In terms of shapes and colors, Christiane Schlosser pares her images to the essentials, and the result is liberated spaces, spaces for contemplation in which we viewers can immerse ourselves. To experience something. For Schlosser, a sheet may often measure as much as 100 by 150 centimeters and constitutes territory that she sets out to measure by drawing, by wandering round it, exploring it, conducting a quite unique kind of field research. In order to find a point of orientation, to leaves traces or fathom them. In order to abandon herself to those traces and their points of overlap, and to convince herself they are there as certainties. And in order to sharpen her awareness of the differences that arise, that ebb and flow, that the viewer notices only to lose sight of them again. Differences that can be easily overlooked, but that are nevertheless there. Differences that count. For example when she creates a dense sequence of blue lines, always running from the upper left to the lower right across the sheet, between which white rectangles pop up like so many reminiscences of the grounding that forms the basis for everything and at the same time disappears in this ocean of blue.

The further something is away, the greater the distance becomes, says Christiane Schlosser, and the more the object dissolves in our perception of it and becomes a dot. So she places dots on paper, one after the other, always the same distance apart. First in bright orange, then in magenta. One dot overlapping with another, space arises, points of intersection arise – a grid in which the dots start to dance. There is an unmistakable joy in how they scuttle across the sheet.

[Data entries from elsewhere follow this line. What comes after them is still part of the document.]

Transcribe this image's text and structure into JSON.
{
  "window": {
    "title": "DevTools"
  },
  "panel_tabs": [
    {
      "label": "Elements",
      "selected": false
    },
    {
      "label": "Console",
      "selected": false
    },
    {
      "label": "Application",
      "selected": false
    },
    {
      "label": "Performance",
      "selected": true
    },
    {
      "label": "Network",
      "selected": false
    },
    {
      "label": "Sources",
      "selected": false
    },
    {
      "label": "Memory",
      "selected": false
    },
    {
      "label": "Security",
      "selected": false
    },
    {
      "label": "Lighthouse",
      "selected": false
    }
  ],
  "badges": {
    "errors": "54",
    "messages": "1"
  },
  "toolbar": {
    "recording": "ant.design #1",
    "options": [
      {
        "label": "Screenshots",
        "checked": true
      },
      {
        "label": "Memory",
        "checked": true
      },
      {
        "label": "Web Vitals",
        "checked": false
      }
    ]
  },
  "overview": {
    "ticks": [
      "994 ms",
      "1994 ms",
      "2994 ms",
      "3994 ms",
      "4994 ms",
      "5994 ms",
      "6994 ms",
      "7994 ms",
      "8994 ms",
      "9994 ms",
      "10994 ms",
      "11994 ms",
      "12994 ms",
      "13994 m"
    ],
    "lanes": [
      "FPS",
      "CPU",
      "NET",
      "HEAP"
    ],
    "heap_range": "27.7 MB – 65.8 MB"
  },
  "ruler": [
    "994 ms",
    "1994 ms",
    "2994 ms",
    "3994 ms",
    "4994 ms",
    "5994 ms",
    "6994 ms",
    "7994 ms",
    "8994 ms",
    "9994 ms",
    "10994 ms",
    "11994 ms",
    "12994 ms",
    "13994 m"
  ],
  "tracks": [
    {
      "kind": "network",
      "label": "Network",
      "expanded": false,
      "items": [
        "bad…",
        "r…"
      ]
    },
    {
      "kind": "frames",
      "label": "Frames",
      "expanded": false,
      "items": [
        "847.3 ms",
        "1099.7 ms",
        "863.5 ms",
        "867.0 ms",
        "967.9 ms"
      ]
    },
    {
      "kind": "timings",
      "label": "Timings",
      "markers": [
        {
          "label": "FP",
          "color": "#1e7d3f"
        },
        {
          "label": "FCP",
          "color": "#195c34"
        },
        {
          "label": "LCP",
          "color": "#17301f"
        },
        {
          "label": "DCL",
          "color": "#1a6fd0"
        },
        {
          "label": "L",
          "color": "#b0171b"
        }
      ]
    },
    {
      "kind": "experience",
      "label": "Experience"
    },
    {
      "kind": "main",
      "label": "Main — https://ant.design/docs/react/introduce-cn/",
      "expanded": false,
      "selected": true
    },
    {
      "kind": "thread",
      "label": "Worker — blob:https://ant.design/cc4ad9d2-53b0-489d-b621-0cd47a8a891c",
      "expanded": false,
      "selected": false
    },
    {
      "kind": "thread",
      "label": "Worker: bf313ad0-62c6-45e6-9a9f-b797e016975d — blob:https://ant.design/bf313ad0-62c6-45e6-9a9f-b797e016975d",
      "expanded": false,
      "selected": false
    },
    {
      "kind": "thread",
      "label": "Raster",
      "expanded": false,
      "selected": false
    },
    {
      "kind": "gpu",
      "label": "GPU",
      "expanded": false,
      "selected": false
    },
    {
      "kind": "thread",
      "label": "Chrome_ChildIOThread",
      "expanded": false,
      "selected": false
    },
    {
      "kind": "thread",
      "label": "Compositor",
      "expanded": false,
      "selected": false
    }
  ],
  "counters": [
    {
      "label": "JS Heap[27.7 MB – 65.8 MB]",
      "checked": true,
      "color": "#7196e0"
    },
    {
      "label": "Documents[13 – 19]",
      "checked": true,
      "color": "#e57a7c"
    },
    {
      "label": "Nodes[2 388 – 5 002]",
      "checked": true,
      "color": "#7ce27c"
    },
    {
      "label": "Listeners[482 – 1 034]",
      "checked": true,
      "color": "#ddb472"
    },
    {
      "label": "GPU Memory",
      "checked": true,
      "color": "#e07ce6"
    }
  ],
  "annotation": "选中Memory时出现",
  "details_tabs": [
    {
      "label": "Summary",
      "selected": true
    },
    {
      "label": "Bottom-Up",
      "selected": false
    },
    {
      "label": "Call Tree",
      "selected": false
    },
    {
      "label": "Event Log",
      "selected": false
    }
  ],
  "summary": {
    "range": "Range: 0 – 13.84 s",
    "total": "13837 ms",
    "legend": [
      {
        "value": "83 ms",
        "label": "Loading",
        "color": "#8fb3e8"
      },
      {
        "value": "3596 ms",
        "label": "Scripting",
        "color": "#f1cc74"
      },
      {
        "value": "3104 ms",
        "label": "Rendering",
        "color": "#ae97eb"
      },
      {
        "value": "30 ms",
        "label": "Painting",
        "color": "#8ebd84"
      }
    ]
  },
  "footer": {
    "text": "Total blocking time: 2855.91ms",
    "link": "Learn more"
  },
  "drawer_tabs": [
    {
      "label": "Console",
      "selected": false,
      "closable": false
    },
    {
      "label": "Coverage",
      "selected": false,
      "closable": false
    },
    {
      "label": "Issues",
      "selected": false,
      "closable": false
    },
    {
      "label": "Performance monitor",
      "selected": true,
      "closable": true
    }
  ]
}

Tranquility, artist and composer John Cage once said, signifies liberation from inclinations and disinclinations. Rhythm as a form of movement, cellist Pablo Casals once said, is a matter of delay. It requires repetition to undermine regularity and to change the course of something, philosopher Sören Kierkegaard noted. Tranquility, movement and repetition inform Christiane Schlosser’s drawings. Each develops from the one before and attests to a cautious but attentive attempt to establish some kind of order. If up, down, front, back, right and left all appear in her sheets, as equal as before and after, sooner or later, then this is because only in this way can something surprising happen – be it on a piece of paper or in life and in thought. You can’t count on the uncertain. But decisions simply have to be made.


Works by Christiane Schlosser
are on show at Galerie Kim Behm

Untermainkai 20
60329 Frankfurt/Main
Thru December 19
in the exhibition “Coffeetalk”

and from January 9 – February 20, 2016 in the show
“4 Zeichnungen. Lucie Beppler Barbara Hindahl, Dorothee Rocke, Christiane Schlosser”
and from February 4 – March 28, 2016
in the exhibition “Deltabeben”
at Kunsthalle Mannheim.

Photo © Studio Eric Tschernow
Photo © Studio Eric Tschernow
Photo © Studio Eric Tschernow
Photo © Studio Eric Tschernow
Photo © Studio Eric Tschernow